Society officials say the snake appears to be a ball python, a non-venomous constrictor that is a popular pet among reptile fans.
Though rare, reports of snakes being discovered in toilets are not unheard of. A Kansas City, Kansas family found a ball python inside their toilet in 2015, and similar incidents have been reported in Australia, Thailand and elsewhere.
PITTSBURGH (AP) — Police say a robber asked for a cookie then demanded cash at a Subway store in Pittsburgh.
The heist occurred Wednesday afternoon at the store on East Carson Street.
Police say after asking for a cookie, the man placed his hand in his pocket as though he had a gun and told the clerk he wanted money from the cash register.
The bandit fled with an undetermined amount of cash.
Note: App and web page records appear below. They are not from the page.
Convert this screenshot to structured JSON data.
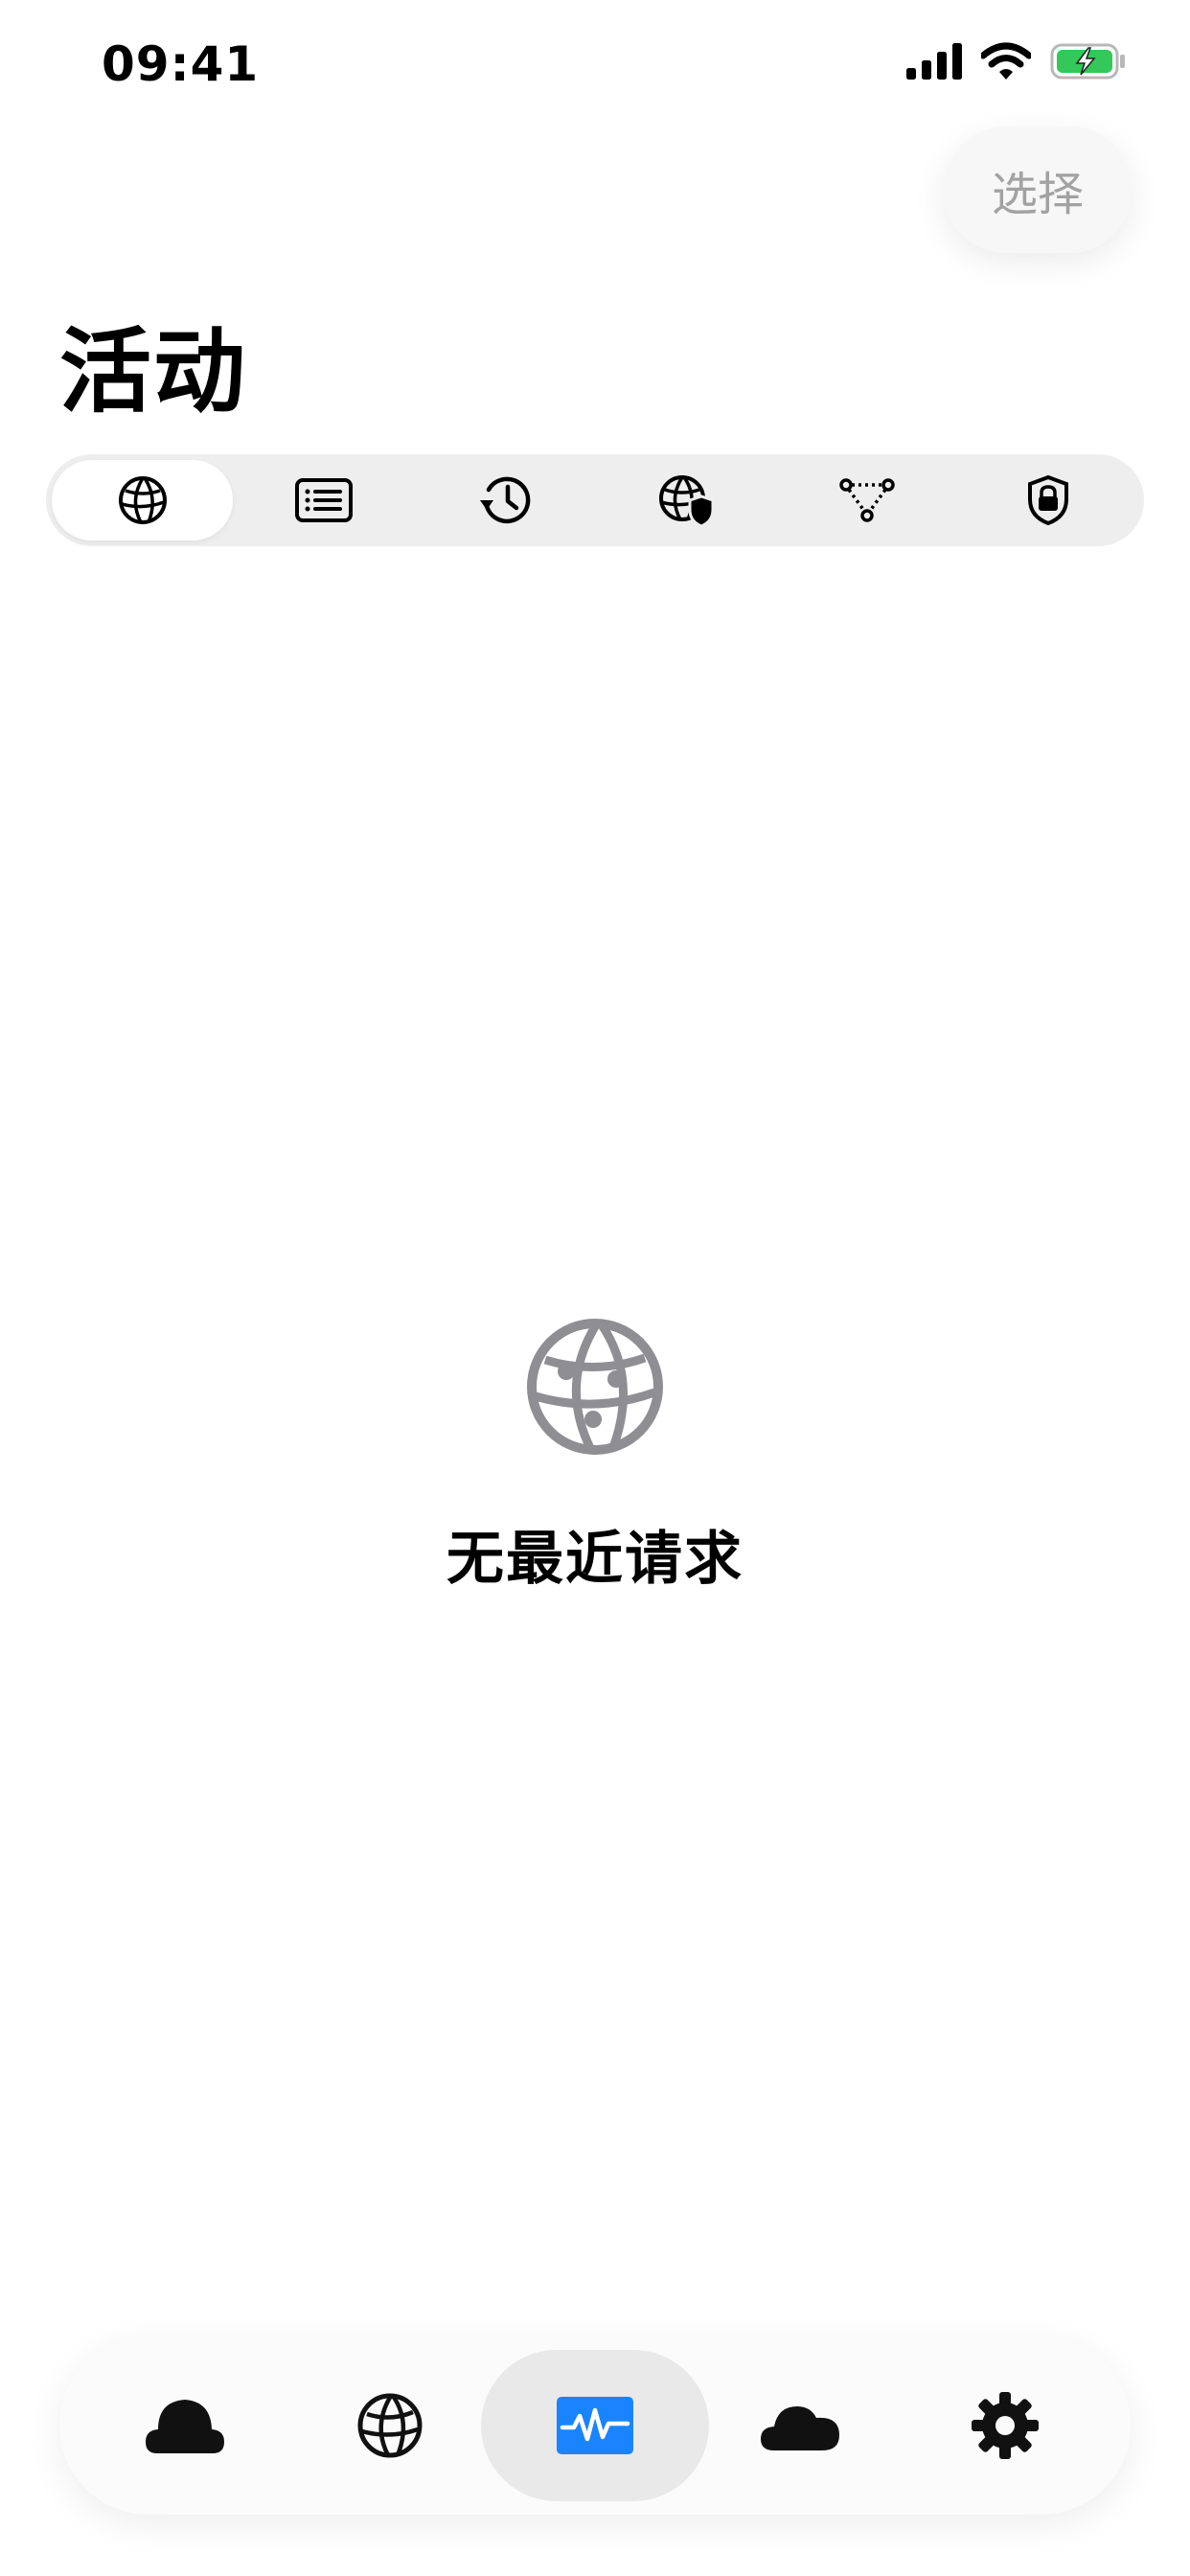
{
  "status_bar": {
    "time": "09:41",
    "icons": [
      "cellular-signal-icon",
      "wifi-icon",
      "battery-charging-icon"
    ],
    "battery_color": "#34c759"
  },
  "header": {
    "select_label": "选择",
    "title": "活动"
  },
  "segmented_control": {
    "items": [
      {
        "icon": "globe-icon",
        "selected": true
      },
      {
        "icon": "list-card-icon",
        "selected": false
      },
      {
        "icon": "history-clock-icon",
        "selected": false
      },
      {
        "icon": "globe-shield-icon",
        "selected": false
      },
      {
        "icon": "network-nodes-icon",
        "selected": false
      },
      {
        "icon": "lock-shield-icon",
        "selected": false
      }
    ]
  },
  "empty_state": {
    "icon": "globe-icon",
    "message": "无最近请求",
    "icon_color": "#8e8e93"
  },
  "tab_bar": {
    "items": [
      {
        "icon": "cloud-filled-icon",
        "selected": false
      },
      {
        "icon": "globe-icon",
        "selected": false
      },
      {
        "icon": "activity-icon",
        "selected": true
      },
      {
        "icon": "cloud-icon",
        "selected": false
      },
      {
        "icon": "gear-icon",
        "selected": false
      }
    ],
    "accent_color": "#1a84ff"
  }
}
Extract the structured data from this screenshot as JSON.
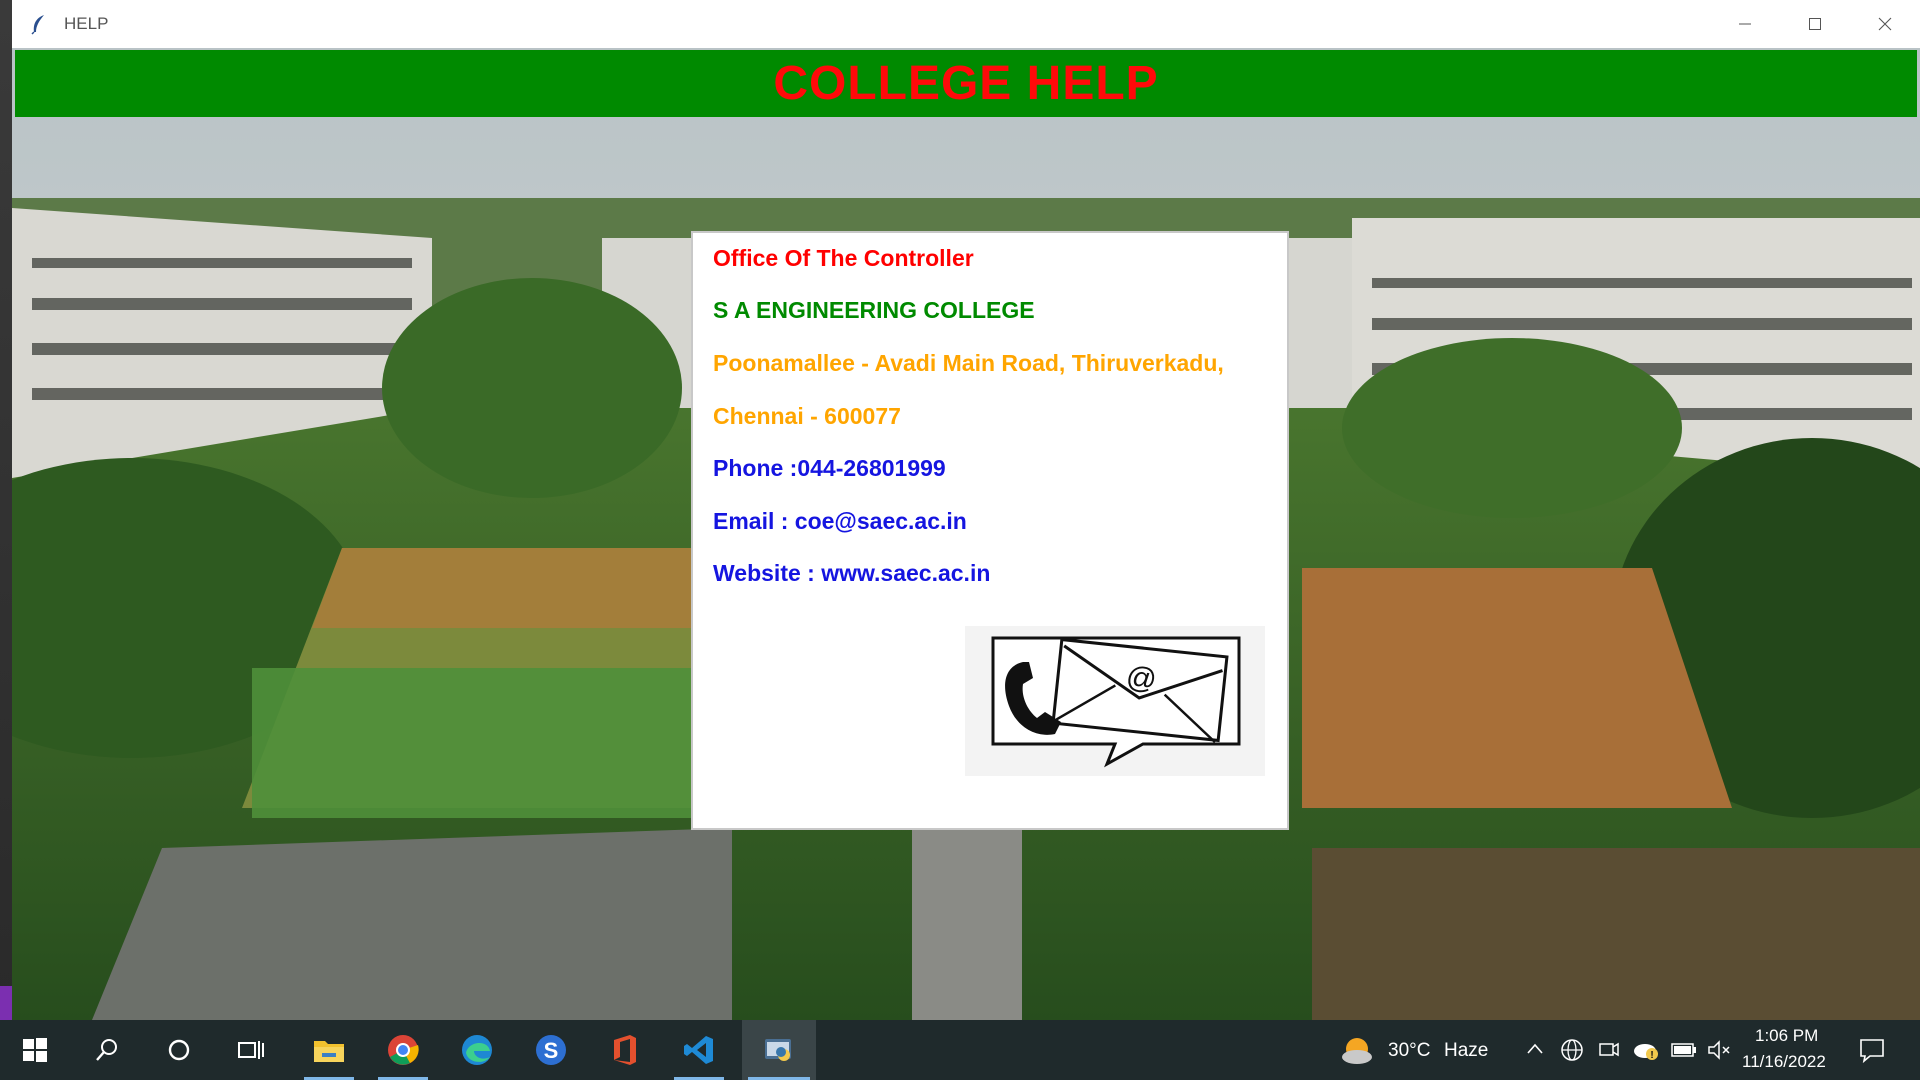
{
  "window": {
    "title": "HELP",
    "controls": {
      "minimize": "—",
      "maximize": "☐",
      "close": "✕"
    }
  },
  "header": {
    "title": "COLLEGE HELP",
    "bg_color": "#008a00",
    "text_color": "#ff0a0a"
  },
  "info": {
    "lines": [
      {
        "text": "Office Of The Controller",
        "color": "#ff0000"
      },
      {
        "text": "S A ENGINEERING COLLEGE",
        "color": "#008a00"
      },
      {
        "text": "Poonamallee - Avadi Main Road, Thiruverkadu,",
        "color": "#ffa500"
      },
      {
        "text": "Chennai - 600077",
        "color": "#ffa500"
      },
      {
        "text": "Phone :044-26801999",
        "color": "#1515e0"
      },
      {
        "text": "Email : coe@saec.ac.in",
        "color": "#1515e0"
      },
      {
        "text": "Website : www.saec.ac.in",
        "color": "#1515e0"
      }
    ],
    "image_icon": "phone-envelope-contact-icon"
  },
  "taskbar": {
    "apps": [
      "start-icon",
      "search-icon",
      "cortana-icon",
      "task-view-icon",
      "file-explorer-icon",
      "chrome-icon",
      "edge-icon",
      "simplenote-icon",
      "office-icon",
      "vscode-icon",
      "python-idle-icon"
    ],
    "weather": {
      "temp": "30°C",
      "condition": "Haze"
    },
    "time": "1:06 PM",
    "date": "11/16/2022"
  }
}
FLINT, Mich. (AP) — A Michigan city council member accused of pawning his publicly owned laptop nine times has been ordered to pay $300 and put in a week's worth of service on a sheriff's work detail.
Flint Councilman Eric Mays learned his punishment on Monday after pleading no contest in August to misdemeanor willful neglect of duty. The Flint Journal reports Genesee County District Court Judge William H. Crawford II said the councilman should focus on "regaining the public's trust."
Mays told the judge he "wishes the whole thing had not happened," but that he's ready to move forward. Mays was re-elected this month.
Police say Mays pawned his laptop computer for a $100 loan on nine occasions over two years. He last got the laptop back in May by paying $116.
NEW YORK (AP) — A unanimous winner of the AL Rookie of the Year Award and runner-up in Most Valuable Player voting, Aaron Judge also received ballots in another election: for New York City mayor.
The New York Yankees right fielder was listed on 10 ballots as a write-in candidate for mayor, according to final totals released late Tuesday by the New York City Board of Elections.
Judge received three votes in New York County (Manhattan and the Marble Hill section of the Bronx), four in Brooklyn, two in Queens and one in Staten Island.
He was far behind Bill de Blasio, who won re-election with 713,634 votes on the Democratic line and 46,478 on the Working Families line.
Former Yankees manager Joe Girardi and former Yankees captain Derek Jeter, now CEO of the Miami Marlins, got two write-in votes apiece.
Kristaps Porzingis, a Latvian player on the NBA's New York Knicks, received nine write-in votes. There was an additional vote for each of two misspelled variations of his name: Kristaps Porzinais and Kristops Porzingis.
New York Giants quarterback Eli Manning, who was benched this week, got one vote.
TOLEDO, Ohio (AP) — The Toledo Zoo has welcomed a new addition to its Western lowland gorilla troop.
Officials at the Ohio zoo say the male Mokonzi was born last week to 23-year-old mother Kitani and 29-year-old father Kwisha. The baby gorilla's name means governor in Swahili.
The zoo says this is the first western lowland gorilla born there since 2003. Officials say he is healthy, and the mother is taking good care of him.
The Kingdom of the Apes exhibit has been closed since Mokonzi's birth. Zoo officials expect it to reopen to visitors later this week.
Zookeeper Mike Payne tells The Blade newspaper that Mokonzi will remain at the zoo until he reaches puberty.